# [Task requirements]
All entries must be repeated exactly; do not include the pictures.

# [Saved data entries]
= Beginning of Section =

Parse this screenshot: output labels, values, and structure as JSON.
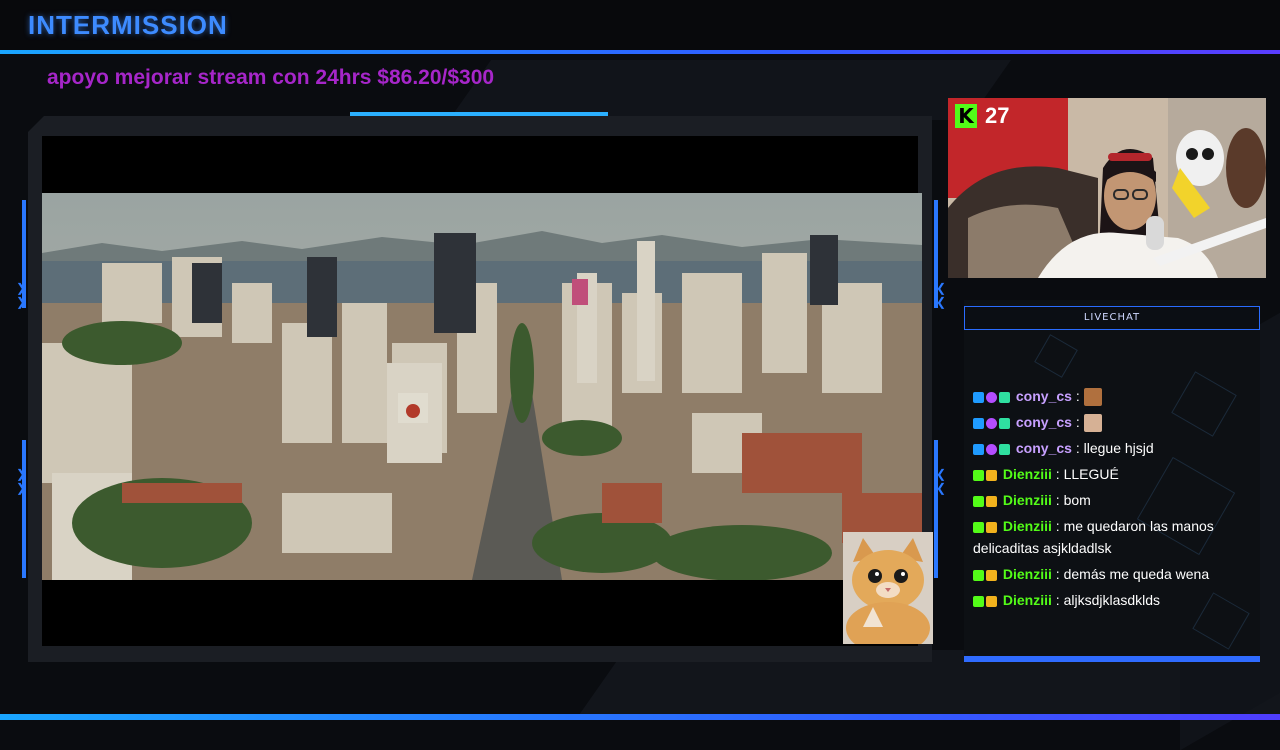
{
  "overlay": {
    "title": "INTERMISSION",
    "goal_text": "apoyo mejorar stream con 24hrs $86.20/$300",
    "viewer_count": "27",
    "chat_header": "LIVECHAT"
  },
  "chat": {
    "messages": [
      {
        "badges": [
          "mod",
          "vip",
          "og"
        ],
        "user": "cony_cs",
        "user_color": "#c7a0ff",
        "text": "",
        "emote": "emote-a"
      },
      {
        "badges": [
          "mod",
          "vip",
          "og"
        ],
        "user": "cony_cs",
        "user_color": "#c7a0ff",
        "text": "",
        "emote": "emote-b"
      },
      {
        "badges": [
          "mod",
          "vip",
          "og"
        ],
        "user": "cony_cs",
        "user_color": "#c7a0ff",
        "text": "llegue hjsjd",
        "emote": ""
      },
      {
        "badges": [
          "sub",
          "crown"
        ],
        "user": "Dienziii",
        "user_color": "#53fc18",
        "text": "LLEGUÉ",
        "emote": ""
      },
      {
        "badges": [
          "sub",
          "crown"
        ],
        "user": "Dienziii",
        "user_color": "#53fc18",
        "text": "bom",
        "emote": ""
      },
      {
        "badges": [
          "sub",
          "crown"
        ],
        "user": "Dienziii",
        "user_color": "#53fc18",
        "text": "me quedaron las manos delicaditas asjkldadlsk",
        "emote": ""
      },
      {
        "badges": [
          "sub",
          "crown"
        ],
        "user": "Dienziii",
        "user_color": "#53fc18",
        "text": "demás me queda wena",
        "emote": ""
      },
      {
        "badges": [
          "sub",
          "crown"
        ],
        "user": "Dienziii",
        "user_color": "#53fc18",
        "text": "aljksdjklasdklds",
        "emote": ""
      }
    ]
  },
  "colors": {
    "accent_blue": "#2a78ff",
    "goal_purple": "#a626c9",
    "kick_green": "#53fc18"
  }
}
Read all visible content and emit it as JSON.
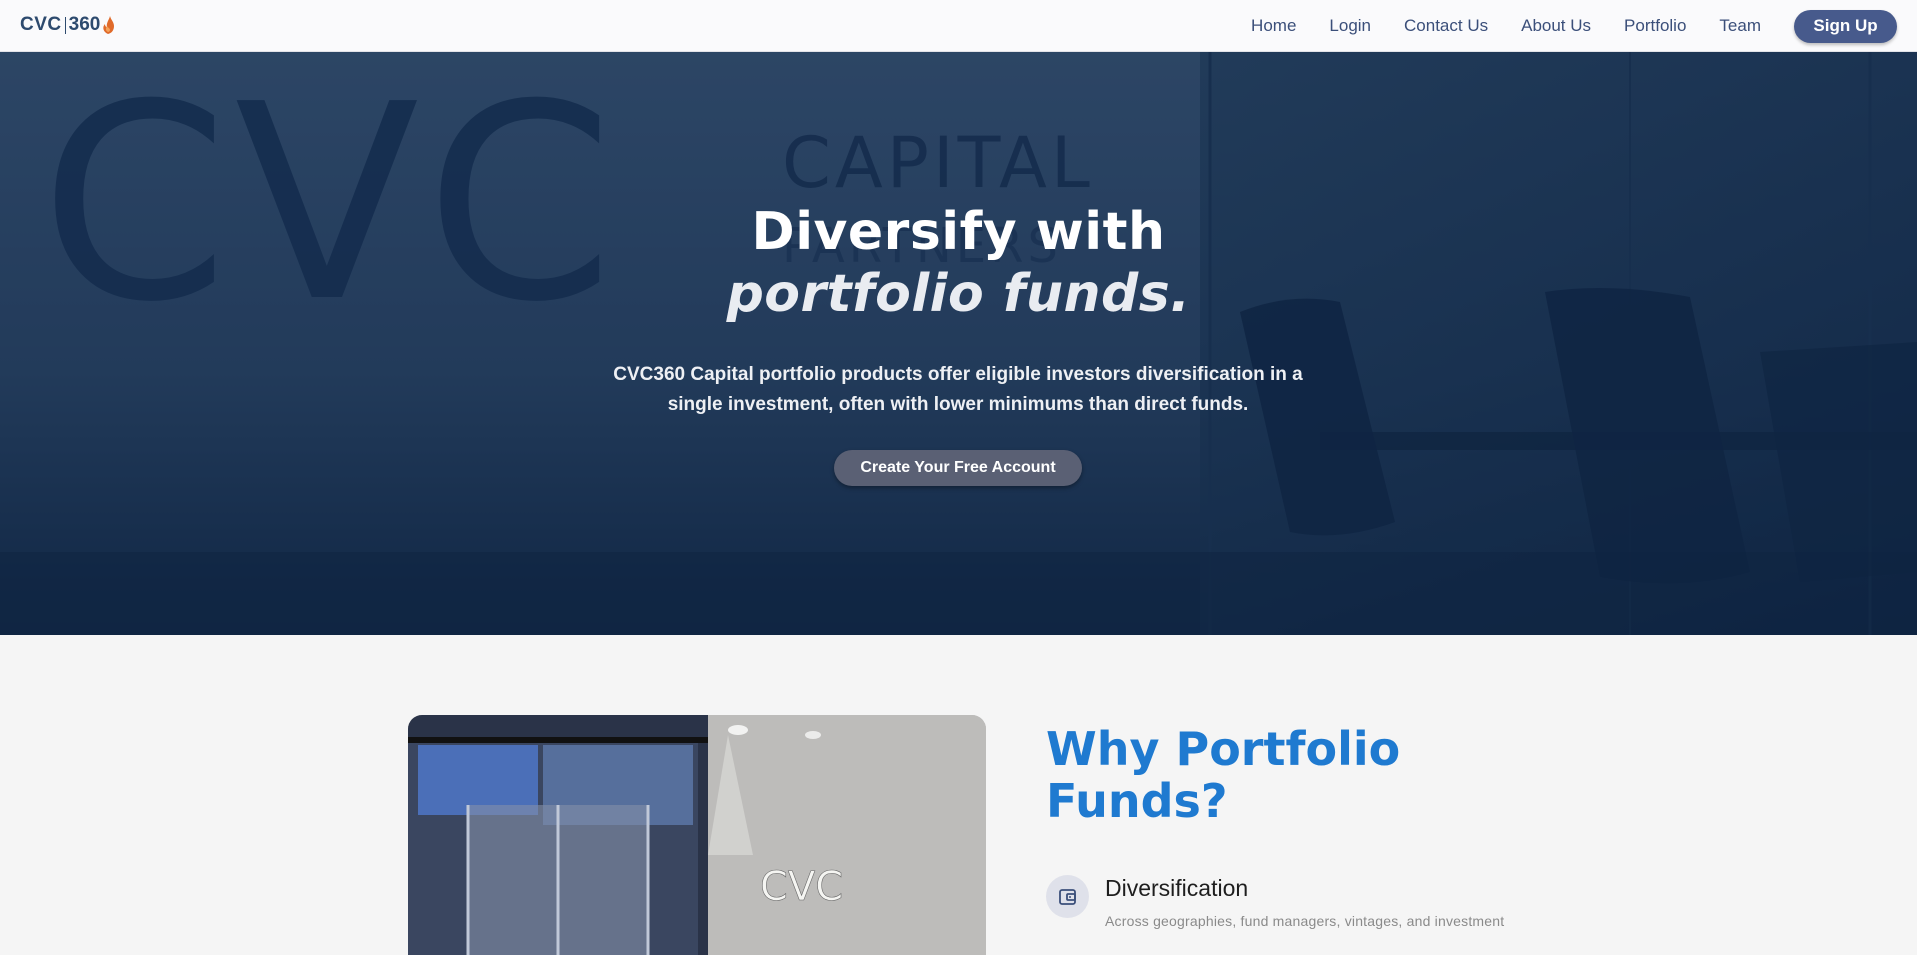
{
  "nav": {
    "logo": {
      "left": "CVC",
      "right": "360"
    },
    "links": [
      "Home",
      "Login",
      "Contact Us",
      "About Us",
      "Portfolio",
      "Team"
    ],
    "signup": "Sign Up"
  },
  "hero": {
    "bg_word_left": "CVC",
    "bg_word_capital": "CAPITAL",
    "bg_word_partners": "PARTNERS",
    "title_line1": "Diversify with",
    "title_line2": "portfolio funds.",
    "subtitle": "CVC360 Capital portfolio products offer eligible investors diversification in a single investment, often with lower minimums than direct funds.",
    "cta": "Create Your Free Account"
  },
  "why": {
    "image_sign": "CVC",
    "title": "Why Portfolio Funds?",
    "features": [
      {
        "icon": "wallet-icon",
        "title": "Diversification",
        "desc": "Across geographies, fund managers, vintages, and investment"
      }
    ]
  },
  "colors": {
    "accent": "#1f7ad0",
    "nav_text": "#3b4f7a",
    "signup_bg": "#475a8c",
    "hero_bg": "#213a58"
  }
}
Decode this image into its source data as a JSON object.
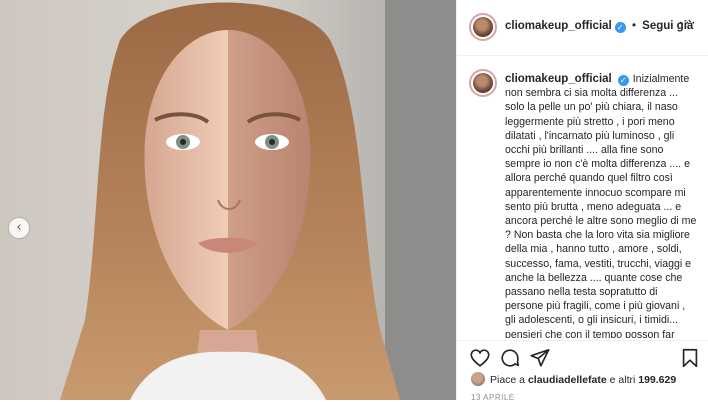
{
  "post": {
    "username": "cliomakeup_official",
    "follow_label": "Segui già",
    "separator": "•",
    "more_label": "···",
    "caption": "Inizialmente non sembra ci sia molta differenza ... solo la pelle un po' più chiara, il naso leggermente più stretto , i pori meno dilatati , l'incarnato più luminoso , gli occhi più brillanti .... alla fine sono sempre io non c'è molta differenza .... e allora perché quando quel filtro così apparentemente innocuo scompare mi sento più brutta , meno adeguata ... e ancora perché le altre sono meglio di me ? Non basta che la loro vita sia migliore della mia , hanno tutto , amore , soldi, successo, fama, vestiti, trucchi, viaggi e anche la bellezza .... quante cose che passano nella testa sopratutto di persone più fragili, come i più giovani , gli adolescenti, o gli insicuri, i timidi... pensieri che con il tempo posson far male , tanto male ...",
    "likes_prefix": "Piace a ",
    "liked_by": "claudiadellefate",
    "likes_suffix": " e altri ",
    "likes_count": "199.629",
    "date": "13 APRILE"
  },
  "photo": {
    "prev_arrow": "‹"
  },
  "icons": {
    "verified": "verified-badge-icon",
    "like": "heart-icon",
    "comment": "comment-icon",
    "share": "paper-plane-icon",
    "save": "bookmark-icon",
    "prev": "chevron-left-icon"
  },
  "colors": {
    "verified": "#3897f0",
    "text": "#262626",
    "muted": "#8e8e8e",
    "story_ring": "#d9a4a8"
  }
}
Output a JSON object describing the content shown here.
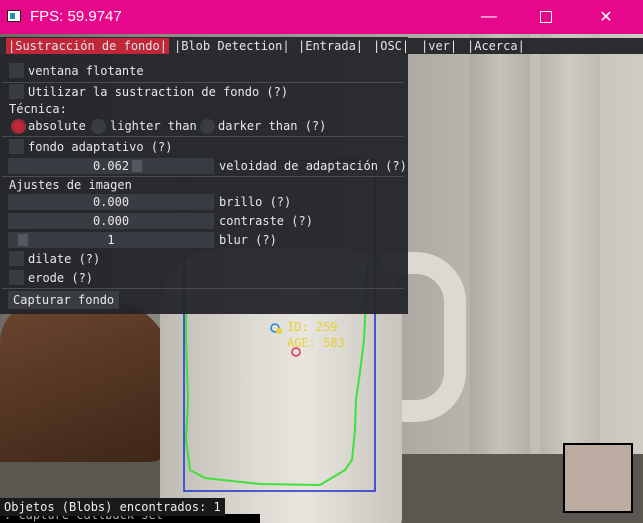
{
  "window": {
    "title": "FPS: 59.9747",
    "minimize_glyph": "—",
    "close_glyph": "✕"
  },
  "menu": [
    "|Sustracción de fondo|",
    "|Blob Detection|",
    "|Entrada|",
    "|OSC|",
    "|ver|",
    "|Acerca|"
  ],
  "panel": {
    "floating_window": "ventana flotante",
    "use_bg_sub": "Utilizar la sustraction de fondo (?)",
    "technique_label": "Técnica:",
    "techniques": [
      "absolute",
      "lighter than",
      "darker than (?)"
    ],
    "technique_selected": "absolute",
    "adaptive_bg": "fondo adaptativo (?)",
    "adapt_speed_value": "0.062",
    "adapt_speed_label": "veloidad de adaptación (?)",
    "image_settings": "Ajustes de imagen",
    "brightness_value": "0.000",
    "brightness_label": "brillo (?)",
    "contrast_value": "0.000",
    "contrast_label": "contraste (?)",
    "blur_value": "1",
    "blur_label": "blur (?)",
    "dilate_label": "dilate (?)",
    "erode_label": "erode (?)",
    "capture_button": "Capturar fondo"
  },
  "blob": {
    "id_text": "ID: 259",
    "age_text": "AGE: 583"
  },
  "status": {
    "blob_count_text": "Objetos (Blobs) encontrados: 1",
    "log_line": ": capture callback set"
  },
  "colors": {
    "titlebar": "#e6078a",
    "accent": "#c0283a",
    "blob_text": "#e8d230",
    "contour": "#3ee03a",
    "bbox": "#1a2fd0"
  }
}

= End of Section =

# [Response to the exercise]
Parse this screenshot: output labels, values, and structure as JSON.
{
  "overlay": {
    "title": "INTERMISSION",
    "goal_text": "apoyo mejorar stream con 24hrs $86.20/$300",
    "viewer_count": "27",
    "chat_header": "LIVECHAT"
  },
  "chat": {
    "messages": [
      {
        "badges": [
          "mod",
          "vip",
          "og"
        ],
        "user": "cony_cs",
        "user_color": "#c7a0ff",
        "text": "",
        "emote": "emote-a"
      },
      {
        "badges": [
          "mod",
          "vip",
          "og"
        ],
        "user": "cony_cs",
        "user_color": "#c7a0ff",
        "text": "",
        "emote": "emote-b"
      },
      {
        "badges": [
          "mod",
          "vip",
          "og"
        ],
        "user": "cony_cs",
        "user_color": "#c7a0ff",
        "text": "llegue hjsjd",
        "emote": ""
      },
      {
        "badges": [
          "sub",
          "crown"
        ],
        "user": "Dienziii",
        "user_color": "#53fc18",
        "text": "LLEGUÉ",
        "emote": ""
      },
      {
        "badges": [
          "sub",
          "crown"
        ],
        "user": "Dienziii",
        "user_color": "#53fc18",
        "text": "bom",
        "emote": ""
      },
      {
        "badges": [
          "sub",
          "crown"
        ],
        "user": "Dienziii",
        "user_color": "#53fc18",
        "text": "me quedaron las manos delicaditas asjkldadlsk",
        "emote": ""
      },
      {
        "badges": [
          "sub",
          "crown"
        ],
        "user": "Dienziii",
        "user_color": "#53fc18",
        "text": "demás me queda wena",
        "emote": ""
      },
      {
        "badges": [
          "sub",
          "crown"
        ],
        "user": "Dienziii",
        "user_color": "#53fc18",
        "text": "aljksdjklasdklds",
        "emote": ""
      }
    ]
  },
  "colors": {
    "accent_blue": "#2a78ff",
    "goal_purple": "#a626c9",
    "kick_green": "#53fc18"
  }
}
Read all visible content and emit it as JSON.
{
  "nav": {
    "logo": {
      "left": "CVC",
      "right": "360"
    },
    "links": [
      "Home",
      "Login",
      "Contact Us",
      "About Us",
      "Portfolio",
      "Team"
    ],
    "signup": "Sign Up"
  },
  "hero": {
    "bg_word_left": "CVC",
    "bg_word_capital": "CAPITAL",
    "bg_word_partners": "PARTNERS",
    "title_line1": "Diversify with",
    "title_line2": "portfolio funds.",
    "subtitle": "CVC360 Capital portfolio products offer eligible investors diversification in a single investment, often with lower minimums than direct funds.",
    "cta": "Create Your Free Account"
  },
  "why": {
    "image_sign": "CVC",
    "title": "Why Portfolio Funds?",
    "features": [
      {
        "icon": "wallet-icon",
        "title": "Diversification",
        "desc": "Across geographies, fund managers, vintages, and investment"
      }
    ]
  },
  "colors": {
    "accent": "#1f7ad0",
    "nav_text": "#3b4f7a",
    "signup_bg": "#475a8c",
    "hero_bg": "#213a58"
  }
}
Decode this image into its source data as a JSON object.
{
  "post": {
    "username": "cliomakeup_official",
    "follow_label": "Segui già",
    "separator": "•",
    "more_label": "···",
    "caption": "Inizialmente non sembra ci sia molta differenza ... solo la pelle un po' più chiara, il naso leggermente più stretto , i pori meno dilatati , l'incarnato più luminoso , gli occhi più brillanti .... alla fine sono sempre io non c'è molta differenza .... e allora perché quando quel filtro così apparentemente innocuo scompare mi sento più brutta , meno adeguata ... e ancora perché le altre sono meglio di me ? Non basta che la loro vita sia migliore della mia , hanno tutto , amore , soldi, successo, fama, vestiti, trucchi, viaggi e anche la bellezza .... quante cose che passano nella testa sopratutto di persone più fragili, come i più giovani , gli adolescenti, o gli insicuri, i timidi... pensieri che con il tempo posson far male , tanto male ...",
    "likes_prefix": "Piace a ",
    "liked_by": "claudiadellefate",
    "likes_suffix": " e altri ",
    "likes_count": "199.629",
    "date": "13 APRILE"
  },
  "photo": {
    "prev_arrow": "‹"
  },
  "icons": {
    "verified": "verified-badge-icon",
    "like": "heart-icon",
    "comment": "comment-icon",
    "share": "paper-plane-icon",
    "save": "bookmark-icon",
    "prev": "chevron-left-icon"
  },
  "colors": {
    "verified": "#3897f0",
    "text": "#262626",
    "muted": "#8e8e8e",
    "story_ring": "#d9a4a8"
  }
}
Output a JSON object describing the content shown here.
{
  "window": {
    "title": "FPS: 59.9747",
    "minimize_glyph": "—",
    "close_glyph": "✕"
  },
  "menu": [
    "|Sustracción de fondo|",
    "|Blob Detection|",
    "|Entrada|",
    "|OSC|",
    "|ver|",
    "|Acerca|"
  ],
  "panel": {
    "floating_window": "ventana flotante",
    "use_bg_sub": "Utilizar la sustraction de fondo (?)",
    "technique_label": "Técnica:",
    "techniques": [
      "absolute",
      "lighter than",
      "darker than (?)"
    ],
    "technique_selected": "absolute",
    "adaptive_bg": "fondo adaptativo (?)",
    "adapt_speed_value": "0.062",
    "adapt_speed_label": "veloidad de adaptación (?)",
    "image_settings": "Ajustes de imagen",
    "brightness_value": "0.000",
    "brightness_label": "brillo (?)",
    "contrast_value": "0.000",
    "contrast_label": "contraste (?)",
    "blur_value": "1",
    "blur_label": "blur (?)",
    "dilate_label": "dilate (?)",
    "erode_label": "erode (?)",
    "capture_button": "Capturar fondo"
  },
  "blob": {
    "id_text": "ID: 259",
    "age_text": "AGE: 583"
  },
  "status": {
    "blob_count_text": "Objetos (Blobs) encontrados: 1",
    "log_line": ": capture callback set"
  },
  "colors": {
    "titlebar": "#e6078a",
    "accent": "#c0283a",
    "blob_text": "#e8d230",
    "contour": "#3ee03a",
    "bbox": "#1a2fd0"
  }
}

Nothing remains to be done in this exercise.